BERLIN — The town’s decision to expand the area where people can sell and drink alcohol during town events met with no opposition Monday.

“The purpose is to make this much more practical in its enforcement,” said Mayor Gee Williams of the change to existing town code.

A public hearing to discuss the amendment brought no criticism, only questions.

Local business owner Gail Lewis of M.R. Ducks and the Water’s Edge Gallery asked for clarification on who would be able to sell alcohol under the new ordinance.

“It is the same as it is now,” Williams said. “Nothing changes.”

Williams explained that only two kinds of groups could sell alcohol under the proposed code change — businesses with liquor licenses in town and non-profit groups with the same type of license.

“So far, the Chamber of Commerce is the only organization that has done that,” said Williams.

The mayor went on to say that no one in town should be worried about alcohol sales on the street becoming a rule, rather than an exception. There will only be a limited number of events, according to Williams, that will be suitable for public alcohol sales.

Octoberfest and New Year’s Eve were the two celebrations he cited, though Economic and Community Development Director Michael Day has previously mentioned the possibility of adding events like the Jazz and Blues Fest and Fiddlers Convention to the roster.

Another safe guard emphasized by Williams was the fact that events that could allow alcohol sales need to be endorsed by the council.

“Every event has to be approved each time,” he told Gail Lewis.

Businessman Lloyd Lewis didn’t express any problems with the idea of town alcohol sales, but did worry about how open the language was in regard to what types of containers would be protected by the amendment. He suggested that glass containers be prohibited for safety reasons, advice the council agreed was sound. That clause was added to the ordinance unanimously.

Berlin Chamber President Elaine Brady spoke up in support of the proposal. This year’s Octoberfest, which was a first for the town, served as a test run for the chamber selling alcohol in a public area. While the beer garden offered during the event has been considered a huge success, Brady pointed out that the concept was not without flaws.

The main issue, she told the council, was how technicalities in the liquor license acquired for the beer garden conflicted with those present in the licenses of town businesses, notably the Atlantic Hotel. Because of license restrictions, festival-goers who decided they would rather have wine or a mixed drink from the hotel and those who stuck to the traditional beer garden found themselves on different sides of a border, where neither group was legally allowed to bring their drink to the other area.

“We were calling it the Berlin Wall,” joked Brady.

According to Williams, the divide was an unfortunate hiccup as Berlin continues to expand with new events and policies.

“It’s the irony of these growing pains,” he said.

Under the new code, there will be no arbitrary borders and people who purchase alcohol from the chamber will be able to drink it anywhere within the confines of an event.

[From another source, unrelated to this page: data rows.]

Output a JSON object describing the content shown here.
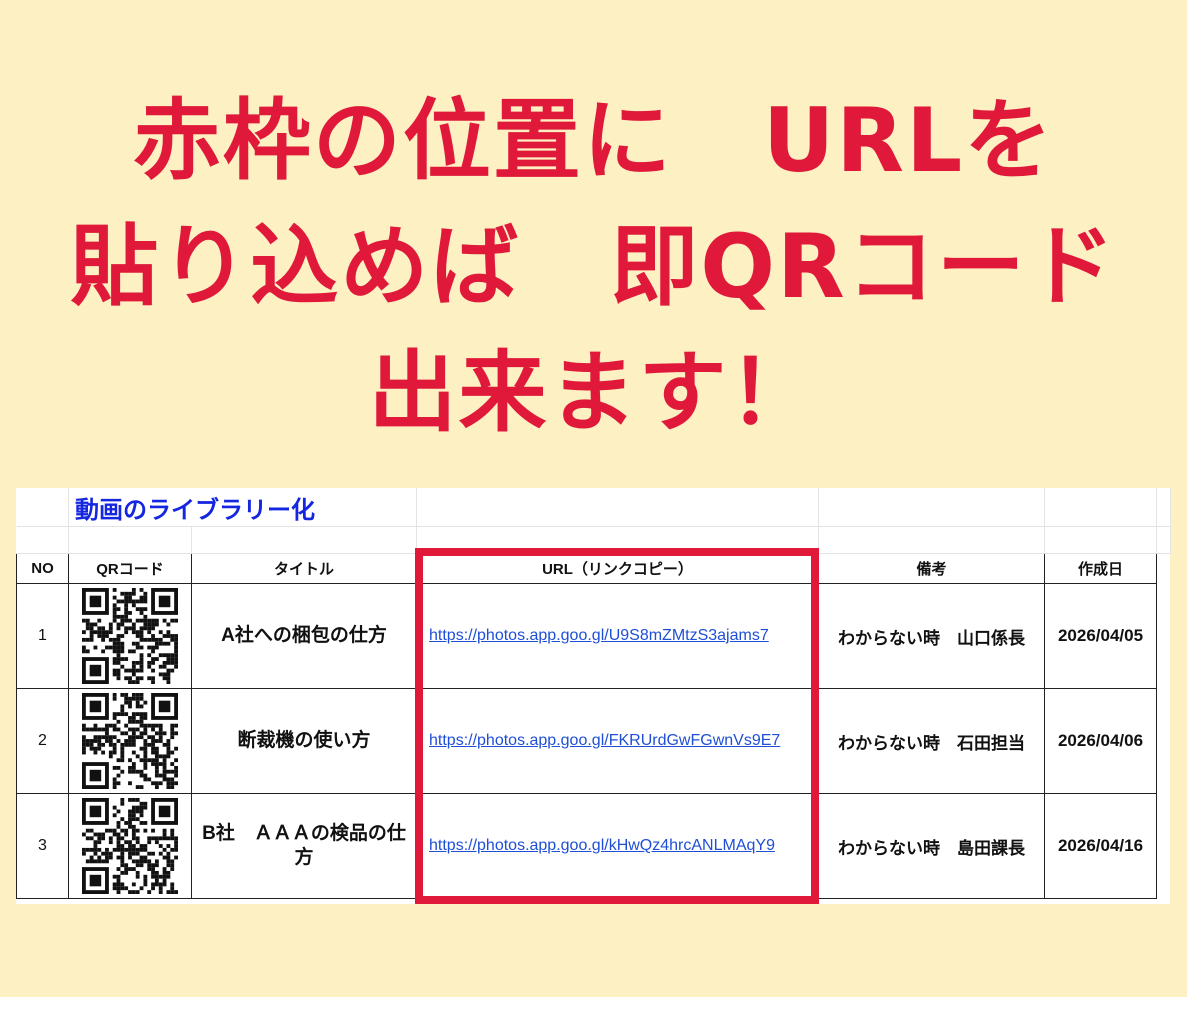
{
  "headline": {
    "line1": "赤枠の位置に　URLを",
    "line2": "貼り込めば　即QRコード",
    "line3": "出来ます！"
  },
  "sheet": {
    "title": "動画のライブラリー化",
    "headers": {
      "no": "NO",
      "qr": "QRコード",
      "title": "タイトル",
      "url": "URL（リンクコピー）",
      "note": "備考",
      "date": "作成日"
    },
    "rows": [
      {
        "no": "1",
        "title": "A社への梱包の仕方",
        "url": "https://photos.app.goo.gl/U9S8mZMtzS3ajams7",
        "note": "わからない時　山口係長",
        "date": "2026/04/05"
      },
      {
        "no": "2",
        "title": "断裁機の使い方",
        "url": "https://photos.app.goo.gl/FKRUrdGwFGwnVs9E7",
        "note": "わからない時　石田担当",
        "date": "2026/04/06"
      },
      {
        "no": "3",
        "title": "B社　ＡＡＡの検品の仕方",
        "url": "https://photos.app.goo.gl/kHwQz4hrcANLMAqY9",
        "note": "わからない時　島田課長",
        "date": "2026/04/16"
      }
    ]
  },
  "colors": {
    "banner_bg": "#fdf0c3",
    "headline": "#e0193a",
    "frame": "#e0193a",
    "sheet_title": "#1426e0",
    "link": "#1f4fd6"
  },
  "icons": {
    "qr": "qr-code-icon"
  }
}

Williams called the proposal “updating to reality” and noted that Berlin would not be doing anything other towns haven’t done already. It will also allow the chamber to keep up with similar organizations in neighboring areas, according to Williams.

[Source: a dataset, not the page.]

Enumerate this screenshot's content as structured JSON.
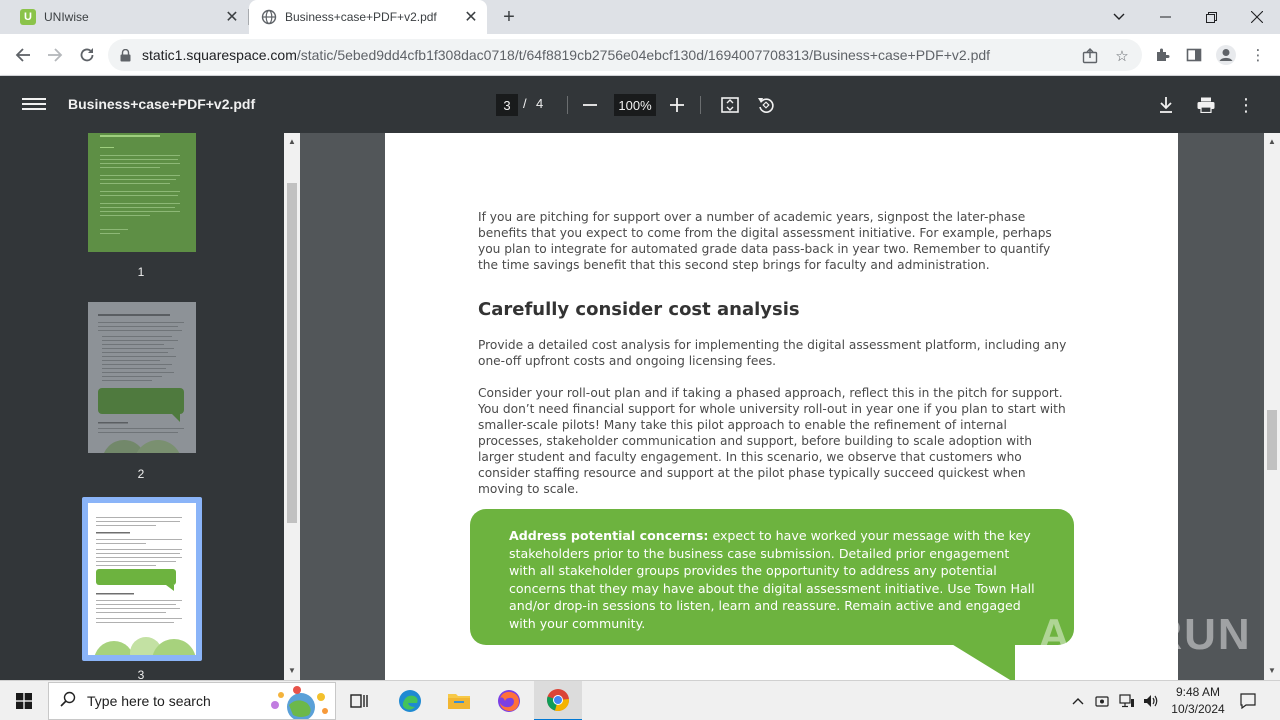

 “We’re trying to be competitive in all manner of things,” he said.
The council unanimously agreed to accept the proposal.